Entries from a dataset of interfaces
----

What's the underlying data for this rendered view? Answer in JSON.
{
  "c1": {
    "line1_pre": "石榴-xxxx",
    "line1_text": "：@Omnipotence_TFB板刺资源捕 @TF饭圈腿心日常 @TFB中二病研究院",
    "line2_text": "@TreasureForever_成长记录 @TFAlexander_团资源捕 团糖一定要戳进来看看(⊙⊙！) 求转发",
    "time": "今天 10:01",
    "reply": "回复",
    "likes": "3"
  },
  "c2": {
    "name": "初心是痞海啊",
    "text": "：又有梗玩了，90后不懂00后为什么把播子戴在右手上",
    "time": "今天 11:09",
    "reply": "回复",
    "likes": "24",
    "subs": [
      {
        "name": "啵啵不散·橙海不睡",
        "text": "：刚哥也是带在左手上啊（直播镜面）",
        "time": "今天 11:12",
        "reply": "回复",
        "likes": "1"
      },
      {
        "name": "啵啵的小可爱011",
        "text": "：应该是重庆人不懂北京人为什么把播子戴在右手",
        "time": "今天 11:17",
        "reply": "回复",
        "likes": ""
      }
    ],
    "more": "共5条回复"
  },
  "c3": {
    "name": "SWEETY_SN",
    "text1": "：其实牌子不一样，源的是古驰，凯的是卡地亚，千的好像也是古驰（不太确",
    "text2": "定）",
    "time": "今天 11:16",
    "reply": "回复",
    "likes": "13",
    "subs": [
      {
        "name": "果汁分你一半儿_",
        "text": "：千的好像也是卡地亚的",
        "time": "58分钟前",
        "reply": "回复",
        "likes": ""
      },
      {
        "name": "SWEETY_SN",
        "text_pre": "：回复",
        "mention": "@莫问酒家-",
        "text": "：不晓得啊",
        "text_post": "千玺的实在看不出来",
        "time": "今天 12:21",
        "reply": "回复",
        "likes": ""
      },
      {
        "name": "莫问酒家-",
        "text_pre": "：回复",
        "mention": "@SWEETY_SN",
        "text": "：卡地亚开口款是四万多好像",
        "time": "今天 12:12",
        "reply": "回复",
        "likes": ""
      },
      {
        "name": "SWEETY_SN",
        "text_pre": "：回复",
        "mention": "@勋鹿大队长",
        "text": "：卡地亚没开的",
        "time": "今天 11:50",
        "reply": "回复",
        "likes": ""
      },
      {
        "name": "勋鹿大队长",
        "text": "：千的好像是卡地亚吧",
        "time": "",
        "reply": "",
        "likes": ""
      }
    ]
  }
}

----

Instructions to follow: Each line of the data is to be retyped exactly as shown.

Exercise output:
What's the underlying data for this rendered view? Answer in JSON.
{
  "c1": {
    "line1_pre": "石榴-xxxx",
    "line1_text": "：@Omnipotence_TFB板刺资源捕 @TF饭圈腿心日常 @TFB中二病研究院",
    "line2_text": "@TreasureForever_成长记录 @TFAlexander_团资源捕 团糖一定要戳进来看看(⊙⊙！) 求转发",
    "time": "今天 10:01",
    "reply": "回复",
    "likes": "3"
  },
  "c2": {
    "name": "初心是痞海啊",
    "text": "：又有梗玩了，90后不懂00后为什么把播子戴在右手上",
    "time": "今天 11:09",
    "reply": "回复",
    "likes": "24",
    "subs": [
      {
        "name": "啵啵不散·橙海不睡",
        "text": "：刚哥也是带在左手上啊（直播镜面）",
        "time": "今天 11:12",
        "reply": "回复",
        "likes": "1"
      },
      {
        "name": "啵啵的小可爱011",
        "text": "：应该是重庆人不懂北京人为什么把播子戴在右手",
        "time": "今天 11:17",
        "reply": "回复",
        "likes": ""
      }
    ],
    "more": "共5条回复"
  },
  "c3": {
    "name": "SWEETY_SN",
    "text1": "：其实牌子不一样，源的是古驰，凯的是卡地亚，千的好像也是古驰（不太确",
    "text2": "定）",
    "time": "今天 11:16",
    "reply": "回复",
    "likes": "13",
    "subs": [
      {
        "name": "果汁分你一半儿_",
        "text": "：千的好像也是卡地亚的",
        "time": "58分钟前",
        "reply": "回复",
        "likes": ""
      },
      {
        "name": "SWEETY_SN",
        "text_pre": "：回复",
        "mention": "@莫问酒家-",
        "text": "：不晓得啊",
        "text_post": "千玺的实在看不出来",
        "time": "今天 12:21",
        "reply": "回复",
        "likes": ""
      },
      {
        "name": "莫问酒家-",
        "text_pre": "：回复",
        "mention": "@SWEETY_SN",
        "text": "：卡地亚开口款是四万多好像",
        "time": "今天 12:12",
        "reply": "回复",
        "likes": ""
      },
      {
        "name": "SWEETY_SN",
        "text_pre": "：回复",
        "mention": "@勋鹿大队长",
        "text": "：卡地亚没开的",
        "time": "今天 11:50",
        "reply": "回复",
        "likes": ""
      },
      {
        "name": "勋鹿大队长",
        "text": "：千的好像是卡地亚吧",
        "time": "",
        "reply": "",
        "likes": ""
      }
    ]
  }
}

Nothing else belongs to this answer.